  • 13. PRE-DREDGING:An estimated35,000 cubic yardsof sediment hadaccumulated inthe lake, formingislands andreducing waterlevels to less thanthree feet in mostareas.Lake Barton Example
  • 14. Lake Barton Example: Pre-Dredging
  • 15. LakeBartonExample: DredginginProgressDredging:Dredging tookplace withoutdraining the lake.
  • 16. LakeBartonExample: DredginginProgress
  • 17. Lake Barton Example: Disposal Site
  • 18. North Park Lake Example Allegheny County, PennsylvaniaDredging:The lake was drainedand the sediment wasdried in-place.
  • 19. North Park Lake Example Allegheny County, PennsylvaniaTemporary DiversionChannelsEquipment Workingon Next Slide
  • 20. North Park Lake: Dredging Allegheny County, PennsylvaniaTruck WashTemporaryDiversion ChannelLow PressureExcavatorBulldozerBulldozerExcavatorand DozerTruck AccessStaging
  • 21.  General Sequence– Establish access and staging areas– Conduct dredging utilizing barges– Haul wet sediment to disposal sitefor drying Benefits– Less weather dependent– Quicker initial start to dredging– Less potential for scheduleextensions or delay Concerns– Increased sediment handling effortat disposal area– Potentially higher costDredge Alternative – In the Wet
  • 22.  General Sequence– Initiate drawdown of lake– Establish access and staging areas– Establish diversion channels within lake– Conduct dredging Benefits– Higher daily sediment removal rates– Minimal sediment handling effort at disposalarea– Potentially lower cost Concerns– Very weather dependent– Higher potential for delays due to weather– Typically more odor from sediment exposed– Need to relocate/salvage fishDredge Alternative – In the Dry
  • 23.  In-lake forebay Wetland planting Shoreline stabilization Fish habitat Fish stockingLake RestorationFish habitat createdfrom salvaged treesLake Barton:Fish stocking by Virginia Game and Inland Fisheries
  • 24. Royal Lake: Shoreline Restoration
  • 25. Royal Lake: Shoreline RestorationRoyal LakeExistingConditions
  • 26. Shoreline Protection Options

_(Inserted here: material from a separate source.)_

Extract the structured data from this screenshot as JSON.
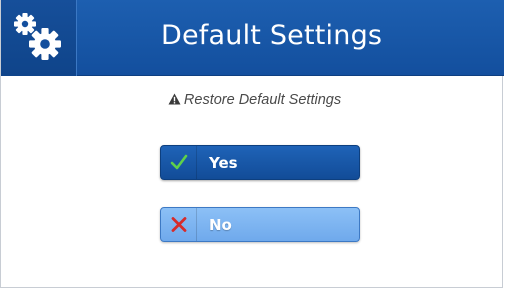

  • 27. Fish Habitat Structures
  • 28. Royal Lake: Site Access and StagingOptional?
  • 29. Royal Lake: Site Access and Staging
  • 30. Staging Area 1 Potential ExpansionBerm/Cofferdamto be builtArea to be dewatered andbackfilled to expand stagingarea after berm/cofferdamis built
  • 31. Royal Lake: Dewatering BasinInactiveDewatering Basin
  • 32. Access During ConstructionPublic Access:The park will remainopen and existingparking lot will beavailable.
  • 33. Access During ConstructionPublic Access:Pedestrian gates will beprovided. Accessthrough work areas andtrails around the lakeafter work hours.
  • 34.  Community coordination at design and construction phases– Preliminary Design (65%)– Final Design (95%)– Preconstruction: “Pardon Our Dust” meeting December 2013: Final Design Construction in Fiscal Year 2015 (Starts July 2014) Project Duration:– Phase 1, Base Dredge: Dredge 40,000 CY = 5 to 6 Months– Phase 2, Full Dredge: 9 to 12 MonthsRoyal Lake Dredging and RestorationProject Timeline and Coordination
  • 35. Contacts: Martin Chang, Project Manager703-324-5825 | Martin.Chang@fairfaxcounty.gov Dipmani Kumar, Section Chief703-324-4612 | Dipmani.Kumar@fairfaxcounty.gov http://www.fairfaxcounty.gov/dpwes/stormwater/Royal Lake DredgingandRestorationhttp://www.fairfaxcounty.gov/NVSWCD/ http://www.fairfaxcounty.gov/parks/